  • Metadata acquisition (the UK federation metadata is not served on an https:// endpoint, but some other metadata sources are)

If the SAML processor in your system was vulnerable at any time, any information visible to the processor may have been compromised. This includes the private keys associated with the SAML entity's KeyDescriptor elements in metadata.

Note that if the SAML entity's KeyDescriptors make use of the same RSA keys as the web server's browser-facing certificate, the SAML entity can be impersonated without the SAML processor being vulnerable to Heartbleed.

Assessing Your Risk

The Heartbleed vulnerability was introduced into the OpenSSL source code in late 2012. The window of exposure for a particular system will only begin when a vulnerable version of OpenSSL is introduced into your configuration. For example, if your vulnerability came from an upgrade of Red Hat Enterprise Linux to version 6.5 in late November 2013, that would mark the date from which your window of vulnerability would run.

At this point, it is not known whether the Heartbleed vulnerability was known before the announcement on 7th April 2014. Due to the publicity surrounding the vulnerability, however, you should in any case regard it as highly likely that your systems were attacked during the period between the announcement on 7th April and the time at which you patched your systems.

Because the attack leaves no trace in log files, it is impossible to know whether your systems have been attacked during the vulnerability window.
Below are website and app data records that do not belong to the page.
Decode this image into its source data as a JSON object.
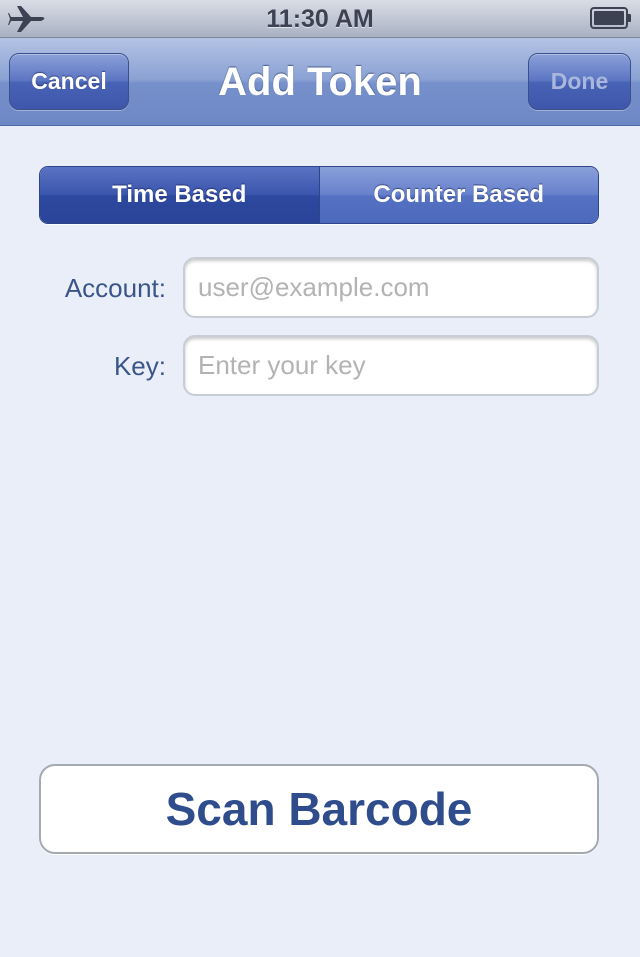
{
  "status_bar": {
    "time": "11:30 AM",
    "left_icon": "airplane-icon",
    "right_icon": "battery-icon"
  },
  "nav_bar": {
    "title": "Add Token",
    "cancel_label": "Cancel",
    "done_label": "Done"
  },
  "segmented": {
    "options": [
      "Time Based",
      "Counter Based"
    ],
    "selected": "Time Based"
  },
  "form": {
    "account": {
      "label": "Account:",
      "value": "",
      "placeholder": "user@example.com"
    },
    "key": {
      "label": "Key:",
      "value": "",
      "placeholder": "Enter your key"
    }
  },
  "scan_button": {
    "label": "Scan Barcode"
  },
  "colors": {
    "background": "#e9eef8",
    "label_blue": "#3a5589",
    "scan_text": "#2f4d8c",
    "nav_blue": "#7690cb"
  }
}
Because of the high potential impact of the vulnerability, we therefore recommend that deployers always treat a potential compromise as an actual compromise.

Recovering From Compromises

If the private key for your browser-facing SSL/TLS certificate has been compromised:

  • Create a new 2048-bit RSA key pair
  • Use it to acquire a new certificate from your selected CA
  • Replace the certificate used by your server
  • Revoke the old certificate so that it can no longer be used to impersonate your service

If the private key for your entity's SAML credential has been compromised, either directly or because it is currently the same as your TLS certificate:

  • Create a new 2048-bit RSA key pair
  • Use it to construct a long-lived, self-signed certificate, see
  • Contact the UK federation to arrange for a rollover of your SAML configuration and UK federation metadata

Note: The UK federation recommendation is to use separate keys and corresponding certificates for your web server's TLS certificate and your SAML entity's KeyDescriptor metadata. If you currently use the same certificate for both TLS and SAML credentials, you need to treat the SAML credential as compromised as well. We recommend that in this case your new SAML credential uses a long-lived, self-signed certificate rather than using your new TLS certificate.

We recommend that you invalidate all application sessions to avoid session re-use by an attacker. If this is not already performed as part of the web server restart, you will need to perform this operation manually.

Any other credentials known to a vulnerable web server or SAML processor, such as back-end database credentials, should be replaced.

Further Steps

Please contact the UK federation helpdesk (service at if you have any additional questions about this advisory, or if you need help in determining which actions to take to recover from the vulnerability.

-- Ian Young, UK federation

Edited by SteveGlover on 18 April 2014, at 01:55 PM (Permalink)